“What is it?” he said.
And here’s what I said:
Three hundred years from now, the Earth is about to suffer a cataclysm that will destroy all possibility for life on the planet. Time is short. The greatest minds and the noblest philanthropists get together and cause to have constructed in orbit between the Moon and the Earth a giant ark, one thousand miles long, comprised of hundreds of self-contained biospheres. Into each of these little worlds is placed a segment of Earth’s population, its culture intact. Then the ark is sent off toward the stars—even as the Earth is destroyed—to seed the new worlds surrounding those stars with the remnants of humanity.

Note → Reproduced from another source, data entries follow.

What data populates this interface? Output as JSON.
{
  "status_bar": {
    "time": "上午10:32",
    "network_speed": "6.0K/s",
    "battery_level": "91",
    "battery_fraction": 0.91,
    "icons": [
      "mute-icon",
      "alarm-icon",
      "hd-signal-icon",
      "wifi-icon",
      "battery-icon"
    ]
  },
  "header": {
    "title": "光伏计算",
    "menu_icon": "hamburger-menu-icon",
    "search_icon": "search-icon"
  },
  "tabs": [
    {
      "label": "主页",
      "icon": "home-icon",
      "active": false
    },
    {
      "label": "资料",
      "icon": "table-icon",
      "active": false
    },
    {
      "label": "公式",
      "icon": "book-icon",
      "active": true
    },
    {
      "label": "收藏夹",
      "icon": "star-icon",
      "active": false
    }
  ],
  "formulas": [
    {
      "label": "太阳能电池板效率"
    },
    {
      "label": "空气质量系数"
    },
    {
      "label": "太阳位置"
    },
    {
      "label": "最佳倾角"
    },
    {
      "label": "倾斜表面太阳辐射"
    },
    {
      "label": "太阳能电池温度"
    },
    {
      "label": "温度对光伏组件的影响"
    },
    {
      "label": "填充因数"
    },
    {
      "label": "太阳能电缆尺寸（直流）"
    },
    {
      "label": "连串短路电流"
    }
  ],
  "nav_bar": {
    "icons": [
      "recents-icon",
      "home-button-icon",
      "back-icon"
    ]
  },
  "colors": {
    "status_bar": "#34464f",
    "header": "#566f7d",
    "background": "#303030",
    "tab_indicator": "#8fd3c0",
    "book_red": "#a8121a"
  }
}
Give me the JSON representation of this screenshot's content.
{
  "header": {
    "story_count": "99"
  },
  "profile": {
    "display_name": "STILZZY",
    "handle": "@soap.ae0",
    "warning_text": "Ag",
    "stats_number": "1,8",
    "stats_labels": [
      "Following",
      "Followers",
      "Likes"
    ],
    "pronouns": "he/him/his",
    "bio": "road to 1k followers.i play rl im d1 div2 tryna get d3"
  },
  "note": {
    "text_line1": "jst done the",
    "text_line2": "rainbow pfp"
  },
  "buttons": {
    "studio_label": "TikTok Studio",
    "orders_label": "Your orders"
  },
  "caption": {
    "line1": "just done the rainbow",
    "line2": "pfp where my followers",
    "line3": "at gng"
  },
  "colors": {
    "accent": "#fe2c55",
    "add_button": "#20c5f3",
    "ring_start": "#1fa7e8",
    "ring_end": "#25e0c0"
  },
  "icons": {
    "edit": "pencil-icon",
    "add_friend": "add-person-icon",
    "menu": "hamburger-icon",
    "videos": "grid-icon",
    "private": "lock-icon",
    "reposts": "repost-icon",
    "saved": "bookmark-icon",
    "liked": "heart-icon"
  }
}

But one hundred years after the flight has begun, a mysterious “accident” (which would remain a mystery till the final segment of the show, hopefully four years later) kills the entire crew, seals the biosphere-worlds so they have no contact with one another... and the long voyage goes on with the people trapped, developing their societies without any outside influence. Five hundred years go by, and the travelers—the Starlost—forget the Earth. To them it is a myth, a vague legend, even as Atlantis is to us. They even forget they are adrift in space, forget they are in an interstellar vessel. Each community thinks it is “the world” and that the world is only fifty square miles, with a metal ceiling.
Until Devon, an outcast in a society rigidly patterned after the Amish communities of times past, discovers the secret, that they are onboard a space-going vessel. He learns the history of the Earth, learns of its destruction, and learns that when “the accident” happened, the astrogation gear of the ark was damaged and now the last seed of humankind is on a collision course with a star. Unless he can convince a sufficient number of biosphere worlds to band together in a communal attempt to learn how the ark works, to repair it and reprogram their flight, they will soon be incinerated in the furnace of that star toward which they’re heading.
It was, in short, a fable of our world today.
“Fresh! Original! New!” Kline chirruped. “There’s never been an idea like it before!” I didn’t have the heart to tell him the idea was first propounded in astronautical literature in the early 1920’s by the great Russian pioneer Tsiolkovsky, nor that the British physicist Bernal had done a book on the subject in 1929, nor that the idea had become very common coin in the genre of science fiction through stories by Heinlein, Harrison, Aldiss, Panshin, Simak, and many others. (Arthur C. Clarke’s Hugo and Nebula award-winning bestseller, Rendezvous With Rama, is the latest example of the basic idea.)